With all the major developments occurring in the D7/D10/D11 neighborhoods of San Francisco, including the bi-county Brisbane development, Sunnydale Hope SF, and Bay View / Candlestick and Excelsior, a larger population will be trying to get to these areas.
Public transit access becomes a key need to fend off the negative auto impacts of density on McLaren Park’s natural spaces. The problem stems from trying to protect and preserve the wilderness areas of McLaren Park while “programming” improvements through the expenditure of bond money. The prior Parks Bond generated a stated $12 million for McLaren Park. The McLaren Park Collaborative and other organizations have been hard at work trying to make sure that the money, including unspent prior monies, is used in areas and methods that support their collective park wisdom and their outreach to the community members.
The recent horseback riding test run did generate concerns between user groups, dog-walkers, bike-trail riders, and hikers. Proposals to try to protect the Park’s untrammeled natural areas indicate the use of fencing and more restrictive methods to ensure spaces do not become semi-inhabited by homeless. Enforcement of rules tend to penalize those groups adjacent who already use the park for many activities not always condoned by the Recreation and Parks Department.
One way to lessen the population impact on McLaren Park is to limit auto access, develop a double circle path and shuttle service for accessibility, and ensure people who want to visit have ample options in getting to and from the park. The Geneva Harney proposed Bus Rapid Transit line would connect directly the high-speed-rail terminus at the Bayshore and Brisbane developments up to Balboa Park Station. Turning this sooner into a light-rail option that adequately plans for linking up to Balboa Park Station would also provide a better connection and access to the park, ensuring less auto-centric visits and lessening the auto-trips within. It is important that McLaren Park not become an international park that visitors throng to as a symbol of San Francisco, but retains a community and local scale and character, a hidden gem in San Francisco’s park system.

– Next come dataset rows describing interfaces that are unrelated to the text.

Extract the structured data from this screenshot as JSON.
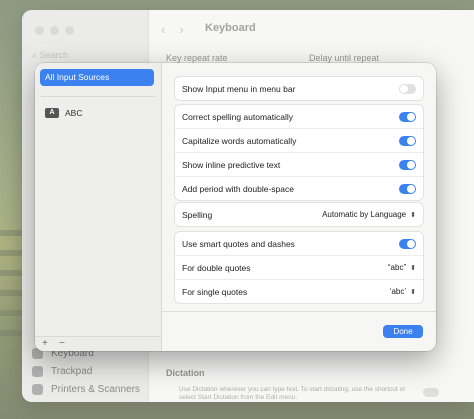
{
  "window": {
    "title": "Keyboard",
    "search_placeholder": "Search",
    "sidebar_bottom": [
      "Keyboard",
      "Trackpad",
      "Printers & Scanners"
    ],
    "bg_labels": {
      "key_repeat": "Key repeat rate",
      "delay": "Delay until repeat",
      "dictation": "Dictation",
      "dictation_desc": "Use Dictation wherever you can type text. To start dictating, use the shortcut or select Start Dictation from the Edit menu."
    }
  },
  "sheet": {
    "sources": {
      "selected": "All Input Sources",
      "items": [
        {
          "badge": "A",
          "label": "ABC"
        }
      ],
      "add": "+",
      "remove": "−"
    },
    "group1": [
      {
        "label": "Show Input menu in menu bar",
        "on": false
      }
    ],
    "group2": [
      {
        "label": "Correct spelling automatically",
        "on": true
      },
      {
        "label": "Capitalize words automatically",
        "on": true
      },
      {
        "label": "Show inline predictive text",
        "on": true
      },
      {
        "label": "Add period with double-space",
        "on": true
      }
    ],
    "spelling": {
      "label": "Spelling",
      "value": "Automatic by Language"
    },
    "quotes": [
      {
        "label": "Use smart quotes and dashes",
        "on": true
      },
      {
        "label": "For double quotes",
        "value": "“abc”"
      },
      {
        "label": "For single quotes",
        "value": "‘abc’"
      }
    ],
    "done_label": "Done"
  },
  "colors": {
    "accent": "#3b82f0"
  }
}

Many people are concerned with natural areas planning and the presence of tree canopy in San Francisco but if we do not fix the mass-transit connectivity, the natural elements of McLaren may soon be overwhelmed with drive-in visitors not intent on protecting what a unique presence of nature lies within. (Go to McLaren Park Collaborative – www.mclarenparksf.org)
~~ Aaron Goodman